● How to complete this task
If a line in the data below holds the word "name", copy it.

● Element data from apps and pages
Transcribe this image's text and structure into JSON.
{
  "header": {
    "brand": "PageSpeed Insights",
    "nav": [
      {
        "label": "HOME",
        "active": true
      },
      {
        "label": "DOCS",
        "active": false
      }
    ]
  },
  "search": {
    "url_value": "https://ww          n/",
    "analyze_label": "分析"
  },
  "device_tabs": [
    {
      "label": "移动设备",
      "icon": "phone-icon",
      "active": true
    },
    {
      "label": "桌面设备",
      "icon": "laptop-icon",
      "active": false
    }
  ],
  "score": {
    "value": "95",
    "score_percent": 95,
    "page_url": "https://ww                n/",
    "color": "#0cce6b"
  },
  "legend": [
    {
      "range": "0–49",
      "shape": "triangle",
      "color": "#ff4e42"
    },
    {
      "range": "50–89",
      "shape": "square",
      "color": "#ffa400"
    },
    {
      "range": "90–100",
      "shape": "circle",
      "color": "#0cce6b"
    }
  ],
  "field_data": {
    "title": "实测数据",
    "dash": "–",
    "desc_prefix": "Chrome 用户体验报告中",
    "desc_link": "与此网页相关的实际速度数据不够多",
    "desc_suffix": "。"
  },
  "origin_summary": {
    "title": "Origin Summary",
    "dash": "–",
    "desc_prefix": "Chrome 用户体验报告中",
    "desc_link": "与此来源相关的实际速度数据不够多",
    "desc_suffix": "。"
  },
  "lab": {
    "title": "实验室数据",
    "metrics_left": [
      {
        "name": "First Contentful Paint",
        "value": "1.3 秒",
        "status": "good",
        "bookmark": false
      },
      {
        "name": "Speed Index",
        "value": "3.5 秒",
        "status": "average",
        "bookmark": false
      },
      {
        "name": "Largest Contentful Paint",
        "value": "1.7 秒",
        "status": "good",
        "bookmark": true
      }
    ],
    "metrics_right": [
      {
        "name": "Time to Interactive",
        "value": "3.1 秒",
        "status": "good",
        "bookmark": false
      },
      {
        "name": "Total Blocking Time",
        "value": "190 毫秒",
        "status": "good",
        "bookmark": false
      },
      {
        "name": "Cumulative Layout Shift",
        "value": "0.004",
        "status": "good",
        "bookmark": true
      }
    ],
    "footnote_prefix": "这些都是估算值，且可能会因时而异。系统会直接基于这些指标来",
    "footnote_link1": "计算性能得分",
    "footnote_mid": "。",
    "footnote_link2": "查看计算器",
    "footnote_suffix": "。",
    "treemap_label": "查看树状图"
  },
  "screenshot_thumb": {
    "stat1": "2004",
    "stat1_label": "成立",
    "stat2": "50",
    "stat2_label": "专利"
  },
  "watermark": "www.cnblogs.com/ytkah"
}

● Output below
        "name": "First Contentful Paint",
        "name": "Speed Index",
        "name": "Largest Contentful Paint",
        "name": "Time to Interactive",
        "name": "Total Blocking Time",
        "name": "Cumulative Layout Shift",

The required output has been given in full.